In 1994 Columbia installs a 25-ton donut-shaped magnet for the world's most powerful magnetic resonance image scanner for human research. Its installation follows nine years of research and development by Dr. Sadek K. Hilal, then director of neuroradiology and one of a handful of people considered to be the most influential in advancing imaging science and radiology during the past fifty years.

Neuroscience Institute researchers receive the first NIH grant to evaluate fetal brain transplants in treating Parkinson's Disease. In 1998, Dr. Timothy A. Pedley is named Chairman of the Department of Neurology at Columbia and Neurologist-in-chief at New York-Presbyterian.  Neural development is transformed from a descriptive to a molecular discipline by Drs.Gerald Fischbach, Jack McMahan, Tom Jessell, and Corey Goodman. Neuroimaging is applied to problems of human cognition, including perception, attention, and memory.


In the year 2000, Dr. Eric Kandel receives the Nobel Prize in Medicine for his research leading to our understanding the molecular basis of memory. 

Columbia establishes the Neural Stem Cell Center to advance the role of cell-replacement therapies for treatment of Parkinson disease, Amyotrophic Lateral Sclerosis (ALS, Lou Gehrig's disease), stroke, and other disorders where the nervous system deteriorates because of injury or disease.

NIH awards Morris K. Udall Center for Parkinson's Disease Research to Dr. Stanley Fahn and Columbia. Dr. Fahn is renowned for his work in Parkinson's disease and movement disorders, including codirecting the first controlled surgical trial for fetal tissue transplantation for patients with advanced PD and participating in the development of rating scales for Parkinson's disease, dystonia, tremor, and Huntington's disease.

The Taub Institute for Alzheimer's Disease Research is established under the direction of Drs. Richard Mayeux and Michael Shelanski.  The Institute investigates methods for identifying individuals at risk for Alzheimer's disease and new therapies to prevent or delay disorders of the aging brain.

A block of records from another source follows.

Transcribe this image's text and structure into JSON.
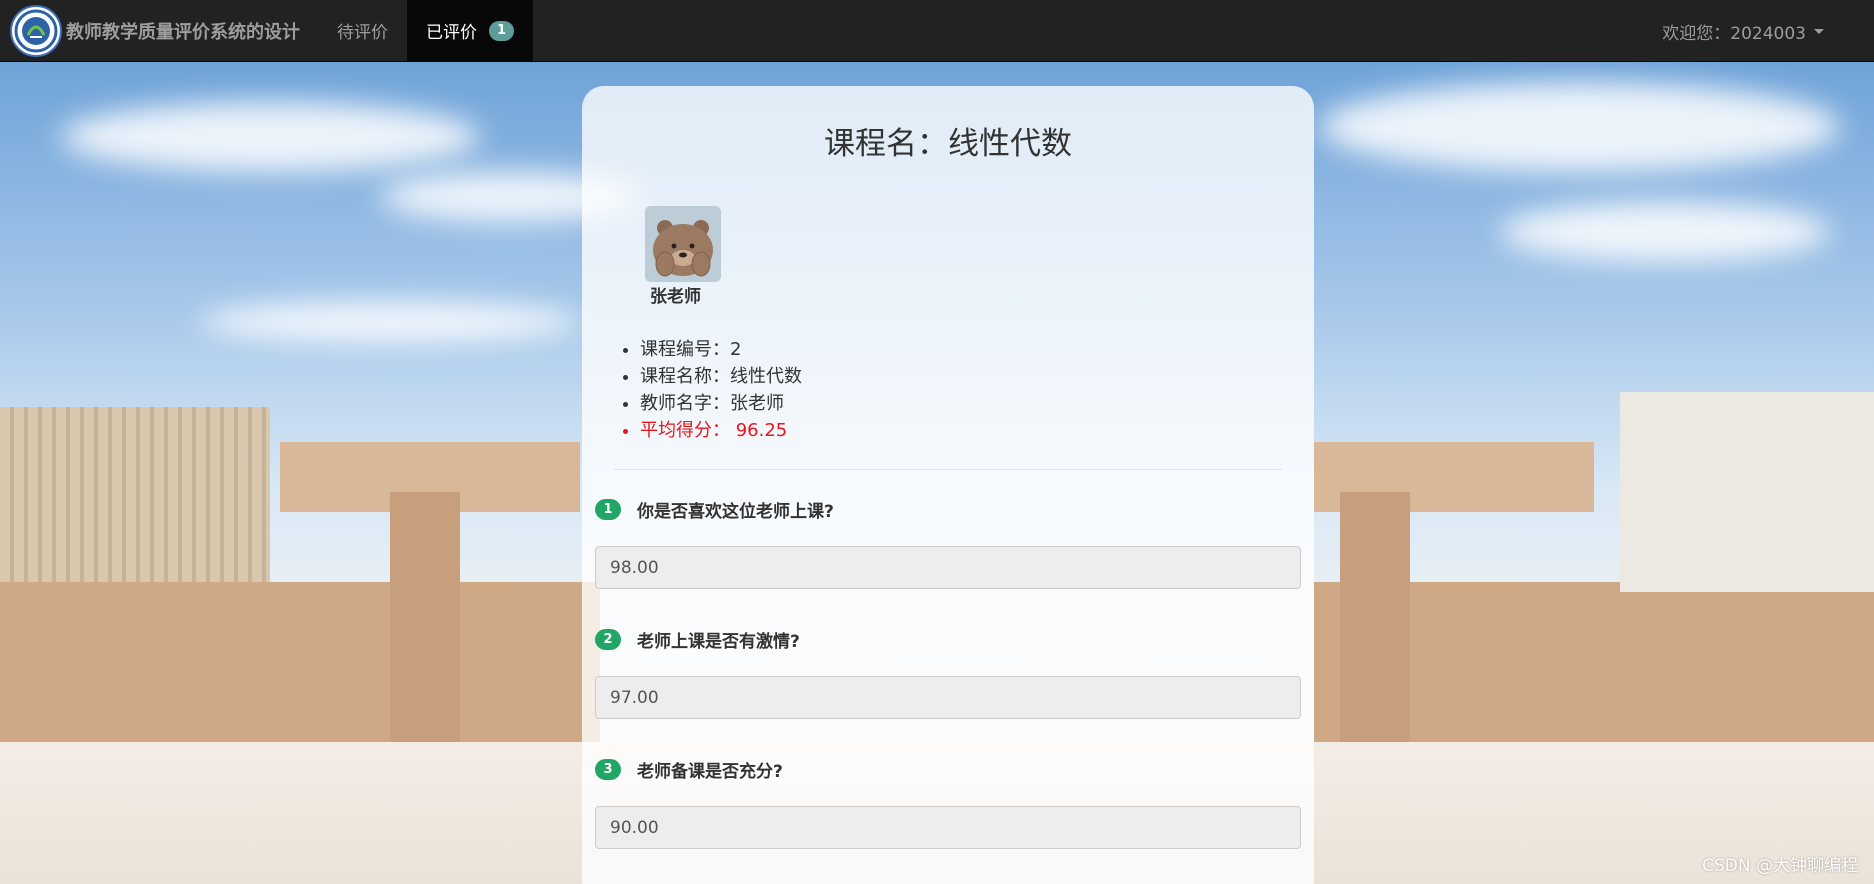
{
  "nav": {
    "brand": "教师教学质量评价系统的设计",
    "tabs": [
      {
        "label": "待评价"
      },
      {
        "label": "已评价",
        "badge": "1"
      }
    ],
    "user": "欢迎您：2024003"
  },
  "course": {
    "title": "课程名：线性代数",
    "teacher_name": "张老师",
    "info": [
      "课程编号：2",
      "课程名称：线性代数",
      "教师名字：张老师",
      "平均得分：  96.25"
    ]
  },
  "questions": [
    {
      "number": "1",
      "text": "你是否喜欢这位老师上课?",
      "value": "98.00"
    },
    {
      "number": "2",
      "text": "老师上课是否有激情?",
      "value": "97.00"
    },
    {
      "number": "3",
      "text": "老师备课是否充分?",
      "value": "90.00"
    }
  ],
  "watermark": "CSDN @大钟聊编程",
  "colors": {
    "navbar": "#222222",
    "active_tab": "#080808",
    "badge": "#5e9e9a",
    "question_number": "#21a665",
    "score_text": "#e8161d"
  }
}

Dr. Richard Axel receives the Nobel Price in Medicine in 2004 for studies defining the molecular basis of olfaction.

Drs. Salvatore Di Mauro, Stanley Fahn, Richard Mayeux and Lewis P. Rowland are elected to the Institute of Medicine. New members are chosen for their high standard of scientific integrity and for their major contributions to health and medicine or related fields. To date, 41 Columbia faculty have been elected to the Institute.

In March 2004, the Kavli Foundation announces a $7.5 million award to establish a Kavli Institute for Brain Science at Columbia University Medical Center (CUMC) under the leadership of Nobel Laureate Eric Kandel, M.D., University Professor of Psychiatry, Biochemistry, and Molecular Biophysiology. To date, the foundation has established nine Kavli Institutes internationally in the areas of neuroscience, cosmology, and nanoscience.

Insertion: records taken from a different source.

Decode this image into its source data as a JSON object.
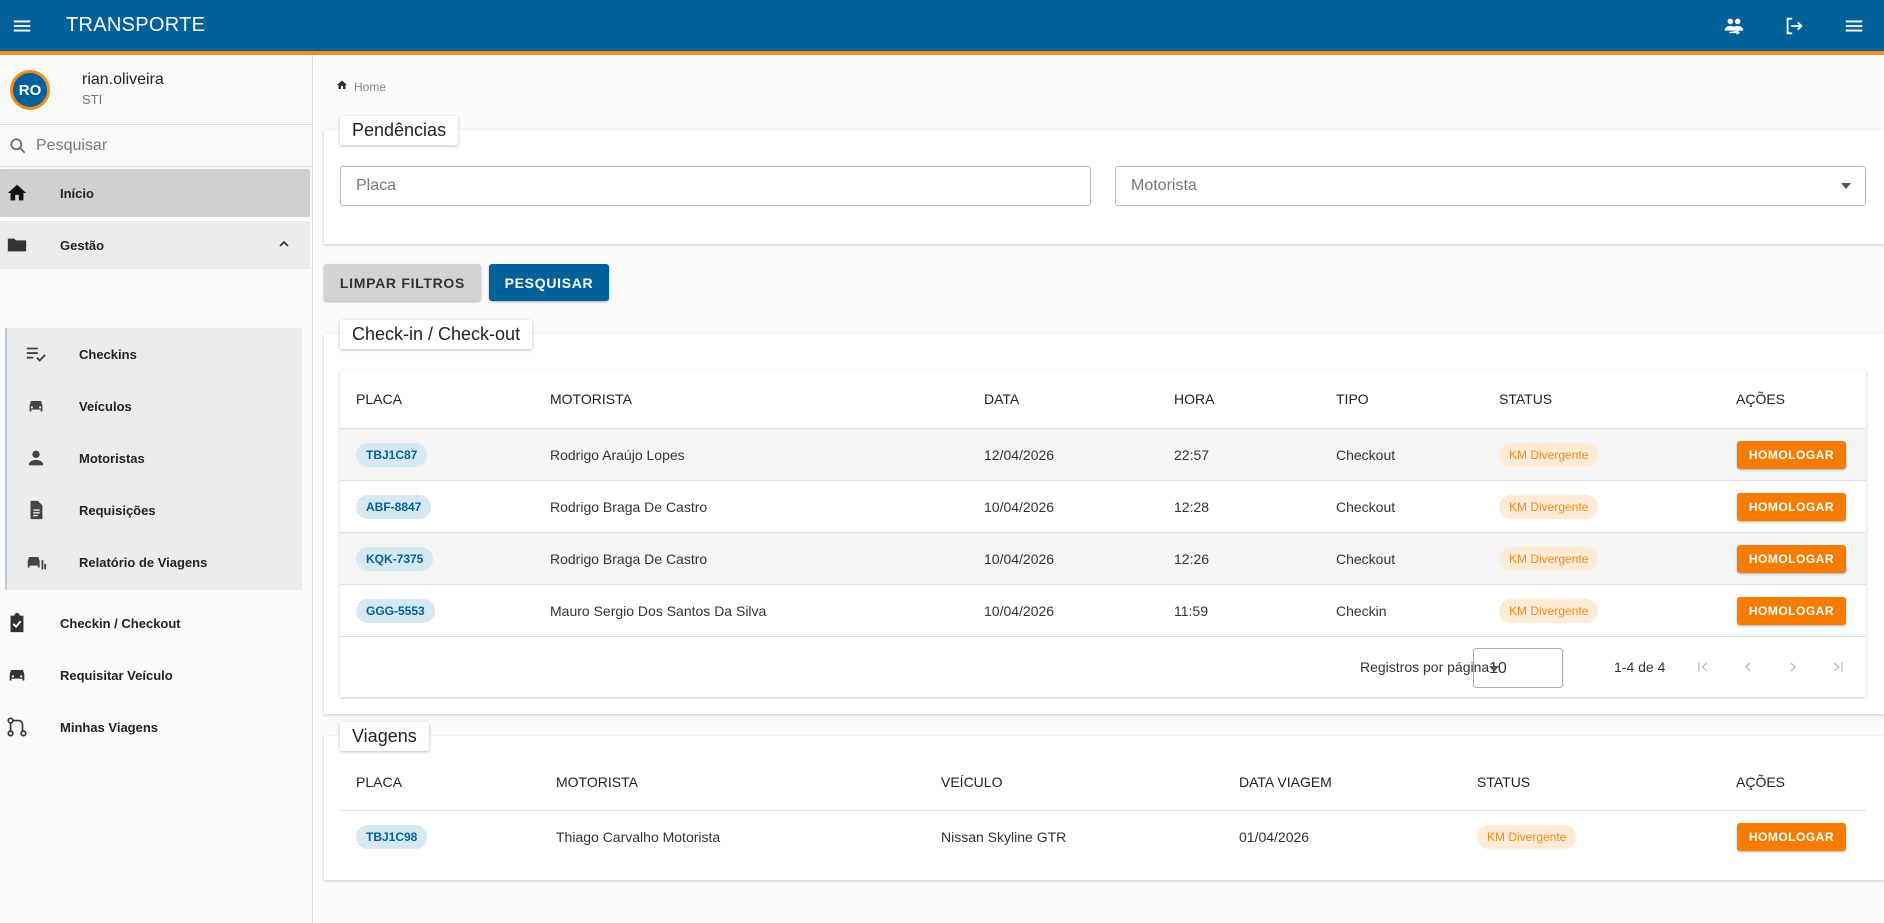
{
  "app": {
    "title": "TRANSPORTE"
  },
  "user": {
    "initials": "RO",
    "name": "rian.oliveira",
    "department": "STI"
  },
  "search": {
    "placeholder": "Pesquisar"
  },
  "sidebar": {
    "items": [
      {
        "label": "Início",
        "icon": "home-icon"
      },
      {
        "label": "Gestão",
        "icon": "folder-icon"
      },
      {
        "label": "Checkin / Checkout",
        "icon": "clipboard-check-icon"
      },
      {
        "label": "Requisitar Veículo",
        "icon": "car-icon"
      },
      {
        "label": "Minhas Viagens",
        "icon": "route-icon"
      }
    ],
    "subitems": [
      {
        "label": "Checkins",
        "icon": "checklist-icon"
      },
      {
        "label": "Veículos",
        "icon": "car-icon"
      },
      {
        "label": "Motoristas",
        "icon": "person-icon"
      },
      {
        "label": "Requisições",
        "icon": "document-icon"
      },
      {
        "label": "Relatório de Viagens",
        "icon": "car-report-icon"
      }
    ]
  },
  "breadcrumb": {
    "home": "Home"
  },
  "pendencias": {
    "title": "Pendências",
    "placa_placeholder": "Placa",
    "motorista_placeholder": "Motorista",
    "clear_label": "LIMPAR FILTROS",
    "search_label": "PESQUISAR"
  },
  "checkin": {
    "title": "Check-in / Check-out",
    "headers": [
      "PLACA",
      "MOTORISTA",
      "DATA",
      "HORA",
      "TIPO",
      "STATUS",
      "AÇÕES"
    ],
    "rows": [
      {
        "placa": "TBJ1C87",
        "motorista": "Rodrigo Araújo Lopes",
        "data": "12/04/2026",
        "hora": "22:57",
        "tipo": "Checkout",
        "status": "KM Divergente",
        "acao": "HOMOLOGAR"
      },
      {
        "placa": "ABF-8847",
        "motorista": "Rodrigo Braga De Castro",
        "data": "10/04/2026",
        "hora": "12:28",
        "tipo": "Checkout",
        "status": "KM Divergente",
        "acao": "HOMOLOGAR"
      },
      {
        "placa": "KQK-7375",
        "motorista": "Rodrigo Braga De Castro",
        "data": "10/04/2026",
        "hora": "12:26",
        "tipo": "Checkout",
        "status": "KM Divergente",
        "acao": "HOMOLOGAR"
      },
      {
        "placa": "GGG-5553",
        "motorista": "Mauro Sergio Dos Santos Da Silva",
        "data": "10/04/2026",
        "hora": "11:59",
        "tipo": "Checkin",
        "status": "KM Divergente",
        "acao": "HOMOLOGAR"
      }
    ],
    "pager": {
      "label": "Registros por página",
      "per_page": "10",
      "range": "1-4 de 4"
    }
  },
  "viagens": {
    "title": "Viagens",
    "headers": [
      "PLACA",
      "MOTORISTA",
      "VEÍCULO",
      "DATA VIAGEM",
      "STATUS",
      "AÇÕES"
    ],
    "rows": [
      {
        "placa": "TBJ1C98",
        "motorista": "Thiago Carvalho Motorista",
        "veiculo": "Nissan Skyline GTR",
        "data": "01/04/2026",
        "status": "KM Divergente",
        "acao": "HOMOLOGAR"
      }
    ]
  },
  "colors": {
    "primary": "#03619a",
    "accent": "#f68a1f",
    "action": "#f57c00"
  }
}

November 2005 - Columbia  establishes the Center for Motor Neuron Biology and Disease to accelerate the discovery of medical advances for SMA, a devastating disease that is the number one genetic killer of infants and toddlers.

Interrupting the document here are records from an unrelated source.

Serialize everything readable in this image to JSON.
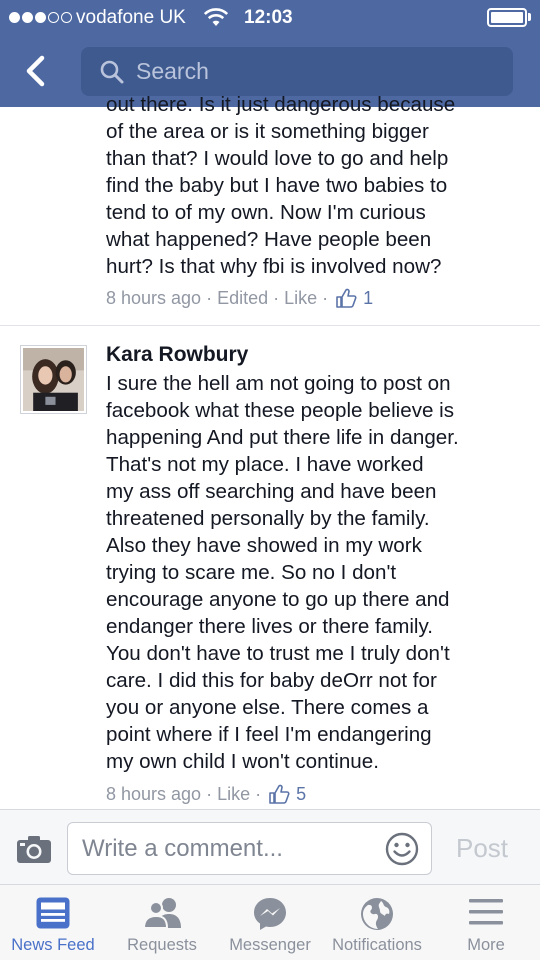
{
  "status_bar": {
    "carrier": "vodafone UK",
    "time": "12:03",
    "signal_bars_filled": 3,
    "signal_bars_total": 5
  },
  "header": {
    "search_placeholder": "Search"
  },
  "comments": [
    {
      "text_lines": [
        "out there. Is it just dangerous because",
        "of the area or is it something bigger",
        "than that? I would love to go and help",
        "find the baby but I have two babies to",
        "tend to of my own. Now I'm curious",
        "what happened? Have people been",
        "hurt? Is that why fbi is involved now?"
      ],
      "time_ago": "8 hours ago",
      "edited": "Edited",
      "like_label": "Like",
      "like_count": "1"
    },
    {
      "author": "Kara Rowbury",
      "text_lines": [
        "I sure the hell am not going to post on",
        "facebook what these people believe is",
        "happening And put there life in danger.",
        "That's not my place.  I have worked",
        "my ass off searching and have been",
        "threatened personally by the family.",
        "Also they have showed in my work",
        "trying to scare me.  So no I don't",
        "encourage anyone to go up there and",
        "endanger there lives or there family.",
        "You don't have to trust me I truly don't",
        "care.  I did this for baby deOrr not for",
        "you or anyone else. There comes a",
        "point where if I feel I'm endangering",
        "my own child I won't continue."
      ],
      "time_ago": "8 hours ago",
      "like_label": "Like",
      "like_count": "5"
    }
  ],
  "composer": {
    "placeholder": "Write a comment...",
    "post_label": "Post"
  },
  "tabbar": {
    "tabs": [
      {
        "label": "News Feed",
        "icon": "news-feed-icon",
        "active": true
      },
      {
        "label": "Requests",
        "icon": "friend-requests-icon",
        "active": false
      },
      {
        "label": "Messenger",
        "icon": "messenger-icon",
        "active": false
      },
      {
        "label": "Notifications",
        "icon": "globe-icon",
        "active": false
      },
      {
        "label": "More",
        "icon": "hamburger-menu-icon",
        "active": false
      }
    ]
  },
  "colors": {
    "header_blue": "#4e69a2",
    "search_field": "#3f5a8f",
    "active_tab": "#4a71c9",
    "meta_gray": "#9197a3"
  }
}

February 2006 - Columbia University is awarded up to $15 million from the Spinal Muscular Atrophy (SMA) Foundation.  The grant funds activities by Columbia’s newly established Center for Motor Neuron Biology and Disease to accelerate the discovery of medical advances for SMA.

March 2006 - Columbia University President Lee C. Bollinger announces plans to  establish The Jerome L. Greene Science Center; a new research and teaching facility that will serve as the intellectual home for Columbia's expanding initiative in Mind, Brain and Behavior. The Center is made possible by a gift from Dawn M. Greene and the Jerome L. Greene Foundation, to honor her late  husband, Jerome L. Greene ( Columbia College '26, Columbia Law School '28),  a prominent New York lawyer, real estate investor and philanthropist. Currently valued at more than $200 million, the gift is the largest ever received by Columbia University. It is also the largest private gift received by any U.S.  university for the creation of a single facility. The Center will be led by  the renowned neurobiologist Dr. Thomas Jessell, and Nobel laureates Dr. Richard Axel and Dr. Eric Kandel.